- [REQUIREMENT]
Would you return every entry, exactly as it is written?

- [EXERCISE DATA]
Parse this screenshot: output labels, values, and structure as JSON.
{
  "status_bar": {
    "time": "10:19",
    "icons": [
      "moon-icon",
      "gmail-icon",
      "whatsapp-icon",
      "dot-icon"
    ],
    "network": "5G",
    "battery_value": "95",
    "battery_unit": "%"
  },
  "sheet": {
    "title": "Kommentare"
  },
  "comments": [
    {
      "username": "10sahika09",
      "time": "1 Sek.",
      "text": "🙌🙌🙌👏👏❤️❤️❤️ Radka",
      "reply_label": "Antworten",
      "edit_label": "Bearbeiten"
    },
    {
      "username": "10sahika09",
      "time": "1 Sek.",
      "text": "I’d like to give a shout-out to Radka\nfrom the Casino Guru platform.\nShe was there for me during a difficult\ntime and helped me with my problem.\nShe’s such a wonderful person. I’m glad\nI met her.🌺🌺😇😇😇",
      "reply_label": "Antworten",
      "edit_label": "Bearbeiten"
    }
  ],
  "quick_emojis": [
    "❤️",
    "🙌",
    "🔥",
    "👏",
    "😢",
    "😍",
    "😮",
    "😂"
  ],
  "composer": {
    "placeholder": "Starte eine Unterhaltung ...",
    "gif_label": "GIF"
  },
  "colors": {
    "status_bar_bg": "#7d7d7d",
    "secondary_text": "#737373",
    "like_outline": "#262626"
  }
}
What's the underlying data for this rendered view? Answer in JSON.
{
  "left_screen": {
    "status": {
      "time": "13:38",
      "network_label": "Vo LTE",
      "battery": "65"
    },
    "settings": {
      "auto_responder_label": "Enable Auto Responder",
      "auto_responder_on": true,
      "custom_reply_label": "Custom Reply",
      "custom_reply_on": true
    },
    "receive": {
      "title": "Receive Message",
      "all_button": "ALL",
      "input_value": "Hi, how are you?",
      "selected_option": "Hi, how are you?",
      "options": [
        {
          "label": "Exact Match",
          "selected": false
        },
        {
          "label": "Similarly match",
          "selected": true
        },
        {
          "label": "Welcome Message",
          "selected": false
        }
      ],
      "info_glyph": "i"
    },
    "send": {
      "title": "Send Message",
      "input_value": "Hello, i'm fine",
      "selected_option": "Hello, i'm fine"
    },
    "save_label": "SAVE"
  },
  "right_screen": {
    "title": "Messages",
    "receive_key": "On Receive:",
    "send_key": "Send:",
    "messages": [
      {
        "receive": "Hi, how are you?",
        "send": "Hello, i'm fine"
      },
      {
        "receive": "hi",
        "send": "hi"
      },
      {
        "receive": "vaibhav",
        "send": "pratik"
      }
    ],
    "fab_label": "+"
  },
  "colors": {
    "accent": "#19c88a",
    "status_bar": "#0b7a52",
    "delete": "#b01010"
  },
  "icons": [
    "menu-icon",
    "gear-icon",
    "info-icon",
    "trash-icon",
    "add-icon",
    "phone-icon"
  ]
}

- [THE COMPLETED TASK]
Parse this screenshot: output labels, values, and structure as JSON.
{
  "status_bar": {
    "time": "10:19",
    "icons": [
      "moon-icon",
      "gmail-icon",
      "whatsapp-icon",
      "dot-icon"
    ],
    "network": "5G",
    "battery_value": "95",
    "battery_unit": "%"
  },
  "sheet": {
    "title": "Kommentare"
  },
  "comments": [
    {
      "username": "10sahika09",
      "time": "1 Sek.",
      "text": "🙌🙌🙌👏👏❤️❤️❤️ Radka",
      "reply_label": "Antworten",
      "edit_label": "Bearbeiten"
    },
    {
      "username": "10sahika09",
      "time": "1 Sek.",
      "text": "I’d like to give a shout-out to Radka\nfrom the Casino Guru platform.\nShe was there for me during a difficult\ntime and helped me with my problem.\nShe’s such a wonderful person. I’m glad\nI met her.🌺🌺😇😇😇",
      "reply_label": "Antworten",
      "edit_label": "Bearbeiten"
    }
  ],
  "quick_emojis": [
    "❤️",
    "🙌",
    "🔥",
    "👏",
    "😢",
    "😍",
    "😮",
    "😂"
  ],
  "composer": {
    "placeholder": "Starte eine Unterhaltung ...",
    "gif_label": "GIF"
  },
  "colors": {
    "status_bar_bg": "#7d7d7d",
    "secondary_text": "#737373",
    "like_outline": "#262626"
  }
}
What's the underlying data for this rendered view? Answer in JSON.
{
  "left_screen": {
    "status": {
      "time": "13:38",
      "network_label": "Vo LTE",
      "battery": "65"
    },
    "settings": {
      "auto_responder_label": "Enable Auto Responder",
      "auto_responder_on": true,
      "custom_reply_label": "Custom Reply",
      "custom_reply_on": true
    },
    "receive": {
      "title": "Receive Message",
      "all_button": "ALL",
      "input_value": "Hi, how are you?",
      "selected_option": "Hi, how are you?",
      "options": [
        {
          "label": "Exact Match",
          "selected": false
        },
        {
          "label": "Similarly match",
          "selected": true
        },
        {
          "label": "Welcome Message",
          "selected": false
        }
      ],
      "info_glyph": "i"
    },
    "send": {
      "title": "Send Message",
      "input_value": "Hello, i'm fine",
      "selected_option": "Hello, i'm fine"
    },
    "save_label": "SAVE"
  },
  "right_screen": {
    "title": "Messages",
    "receive_key": "On Receive:",
    "send_key": "Send:",
    "messages": [
      {
        "receive": "Hi, how are you?",
        "send": "Hello, i'm fine"
      },
      {
        "receive": "hi",
        "send": "hi"
      },
      {
        "receive": "vaibhav",
        "send": "pratik"
      }
    ],
    "fab_label": "+"
  },
  "colors": {
    "accent": "#19c88a",
    "status_bar": "#0b7a52",
    "delete": "#b01010"
  },
  "icons": [
    "menu-icon",
    "gear-icon",
    "info-icon",
    "trash-icon",
    "add-icon",
    "phone-icon"
  ]
}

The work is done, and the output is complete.